Hip replacements may be cemented or uncemented. If cemented, the hip parts are held in place with a fast-curing “bone cement” made from a type of polymer. If uncemented, the joint components are specially made to either press into the bone for a tight fit (press-fit) or to allow new bone to grow into the porous surface of the implant, holding it in place (biological fixation).

Hip Resurfacing Our Values

An alternative to total hip replacement is an operation called hip resurfacing. Unlike the prostheses used in total hip replacement, which are made to replace the femoral head, resurfacing prosthesis designs allow the head to be preserved and reshaped. The resurfaced bone is then capped with a metal prosthesis. Like total hip replacement, the socket is fitted with a prosthesis.

Knee Replacement Surgery

The largest joint in the body, the knee joint is formed where the lower part of the thighbone (femur) joins the upper part of the shinbone (tibia) and the kneecap (patella). Shock-absorbing cartilage covers the surfaces where these three bones touch.

In a standard total knee replacement, the damaged areas of the thighbone, shinbone and kneecap are removed and replaced with prostheses. The ends of the remaining bones are smoothed and reshaped to accommodate the prostheses. Pieces of the artificial knee are typically held in place with bone cement.

Most who opt for knee joint replacement are generally happy with the results. Ninety percent of those who have total knee replacement report fast pain relief, improved mobility, and better quality of life, according to a panel of independent experts.

The Risks of Replacement

Like any surgery, hip and knee joint replacement carries certain life-threatening risks, such as infection, blood clots and complications from anesthesia. Other complications include nerve damage, dislocation or breakage after surgery, and wearing out or loosening of the joint over time. After hip replacement surgery, one leg may be shorter than the other.

Infection is an ongoing risk for people with joint replacements. Not only can it occur in the hospital, but it can happen years later if bacteria travel through the bloodstream to the replacement area.

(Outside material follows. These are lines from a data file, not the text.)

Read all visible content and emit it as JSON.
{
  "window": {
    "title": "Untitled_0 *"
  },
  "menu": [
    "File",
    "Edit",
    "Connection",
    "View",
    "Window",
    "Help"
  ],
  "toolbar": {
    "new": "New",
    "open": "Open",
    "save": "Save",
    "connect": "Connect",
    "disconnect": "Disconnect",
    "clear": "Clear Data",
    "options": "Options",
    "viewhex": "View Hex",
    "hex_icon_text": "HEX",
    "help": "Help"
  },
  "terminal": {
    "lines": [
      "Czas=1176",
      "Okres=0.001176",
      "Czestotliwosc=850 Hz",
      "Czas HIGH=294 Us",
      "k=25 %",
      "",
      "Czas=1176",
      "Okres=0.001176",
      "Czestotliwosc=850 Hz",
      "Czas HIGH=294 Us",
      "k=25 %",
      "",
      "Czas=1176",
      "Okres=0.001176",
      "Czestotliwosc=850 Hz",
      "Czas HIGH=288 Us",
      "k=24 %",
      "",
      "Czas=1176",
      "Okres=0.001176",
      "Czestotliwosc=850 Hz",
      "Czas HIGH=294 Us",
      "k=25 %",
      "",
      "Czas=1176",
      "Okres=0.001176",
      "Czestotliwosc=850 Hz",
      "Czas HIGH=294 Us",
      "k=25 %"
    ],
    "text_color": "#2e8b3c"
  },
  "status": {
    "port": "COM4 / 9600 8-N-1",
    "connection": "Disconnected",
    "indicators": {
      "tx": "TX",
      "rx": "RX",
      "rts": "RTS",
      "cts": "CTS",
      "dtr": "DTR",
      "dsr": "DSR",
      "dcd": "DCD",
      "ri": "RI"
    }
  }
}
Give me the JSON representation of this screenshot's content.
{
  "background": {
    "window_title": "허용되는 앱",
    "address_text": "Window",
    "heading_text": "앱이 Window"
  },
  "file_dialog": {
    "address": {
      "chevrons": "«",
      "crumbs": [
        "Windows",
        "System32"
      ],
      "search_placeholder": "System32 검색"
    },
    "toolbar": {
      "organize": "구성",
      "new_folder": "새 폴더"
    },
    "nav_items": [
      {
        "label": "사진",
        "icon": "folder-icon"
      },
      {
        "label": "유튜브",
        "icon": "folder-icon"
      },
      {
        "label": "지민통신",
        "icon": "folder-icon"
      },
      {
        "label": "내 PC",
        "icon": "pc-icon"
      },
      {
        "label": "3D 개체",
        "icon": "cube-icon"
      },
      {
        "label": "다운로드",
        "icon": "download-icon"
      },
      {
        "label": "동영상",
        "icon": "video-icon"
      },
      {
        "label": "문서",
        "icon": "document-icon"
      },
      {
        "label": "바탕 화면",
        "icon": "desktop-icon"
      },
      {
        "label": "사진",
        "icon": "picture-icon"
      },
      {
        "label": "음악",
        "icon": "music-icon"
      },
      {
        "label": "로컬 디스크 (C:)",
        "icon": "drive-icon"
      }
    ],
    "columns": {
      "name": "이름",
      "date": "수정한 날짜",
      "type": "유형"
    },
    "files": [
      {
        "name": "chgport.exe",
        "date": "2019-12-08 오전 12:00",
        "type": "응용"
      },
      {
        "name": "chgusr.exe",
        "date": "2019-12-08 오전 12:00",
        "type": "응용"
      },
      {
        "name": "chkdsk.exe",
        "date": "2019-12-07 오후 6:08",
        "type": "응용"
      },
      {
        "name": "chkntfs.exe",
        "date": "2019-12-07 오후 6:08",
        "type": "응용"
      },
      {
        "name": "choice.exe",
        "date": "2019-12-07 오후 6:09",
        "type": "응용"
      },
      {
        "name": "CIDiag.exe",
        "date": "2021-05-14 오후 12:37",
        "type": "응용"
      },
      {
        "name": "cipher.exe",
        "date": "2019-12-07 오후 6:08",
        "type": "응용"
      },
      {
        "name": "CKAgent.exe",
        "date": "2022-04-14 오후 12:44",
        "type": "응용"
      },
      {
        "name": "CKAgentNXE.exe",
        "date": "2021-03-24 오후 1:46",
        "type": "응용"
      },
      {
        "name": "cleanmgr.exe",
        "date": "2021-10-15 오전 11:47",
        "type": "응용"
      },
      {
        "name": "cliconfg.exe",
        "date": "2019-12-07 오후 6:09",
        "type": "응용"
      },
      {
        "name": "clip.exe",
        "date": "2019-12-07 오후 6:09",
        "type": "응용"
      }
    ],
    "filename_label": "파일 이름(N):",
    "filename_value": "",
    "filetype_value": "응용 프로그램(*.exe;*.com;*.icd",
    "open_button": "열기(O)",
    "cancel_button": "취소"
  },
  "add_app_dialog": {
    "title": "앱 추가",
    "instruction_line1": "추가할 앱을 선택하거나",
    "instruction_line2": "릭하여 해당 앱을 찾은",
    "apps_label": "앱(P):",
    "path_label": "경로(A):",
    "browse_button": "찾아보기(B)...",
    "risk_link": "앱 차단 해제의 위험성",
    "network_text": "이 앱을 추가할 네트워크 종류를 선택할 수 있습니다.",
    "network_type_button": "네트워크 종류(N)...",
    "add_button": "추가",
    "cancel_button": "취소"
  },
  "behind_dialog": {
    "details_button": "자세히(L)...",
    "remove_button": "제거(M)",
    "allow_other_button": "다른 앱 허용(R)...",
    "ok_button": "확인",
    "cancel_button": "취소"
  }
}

In the rare case that an infection spreads to the new joint and does not clear up with antibiotic treatment, the joint must be replaced. This usually requires two surgeries–one to remove the infected joint and another surgery later to insert the new joint. Between surgeries, the infection is treated with antibiotics.

The Wear Problem

The most commonly used FDA-approved joint prostheses for knees and hips are made of metal and plastic. The metal is usually titanium or a mixture of cobalt and chromium. The plastic is a high-density polyethylene.

Although the metal in a prosthesis is highly polished and the polyethylene is intended to be wear-resistant, the daily rubbing of these surfaces against each other during normal movements creates tiny particles of debris. After many years, these wear particles may damage the surrounding bone, loosen the prosthesis, and require another knee or hip joint replacement.

“The ‘Achilles tendon’ of any artificial joint over the long term is wear,” says Dr. Hardik Shah. Simple logic is – “Any time you have parts moving against each other, there has to be wear.”

In an effort to solve the wear problem of metal-on-polyethylene in the hip joint, manufacturers have produced hip prostheses with three other kinds of surfaces: metal-on-metal, ceramic-on-polyethylene, and ceramic-on-ceramic. Unlike the clay ceramic used in pottery, the ceramic used in hip joint replacements is made from aluminum or zirconium chemically combined with oxygen for strength and durability.

How Do You Know It's Time for Surgery?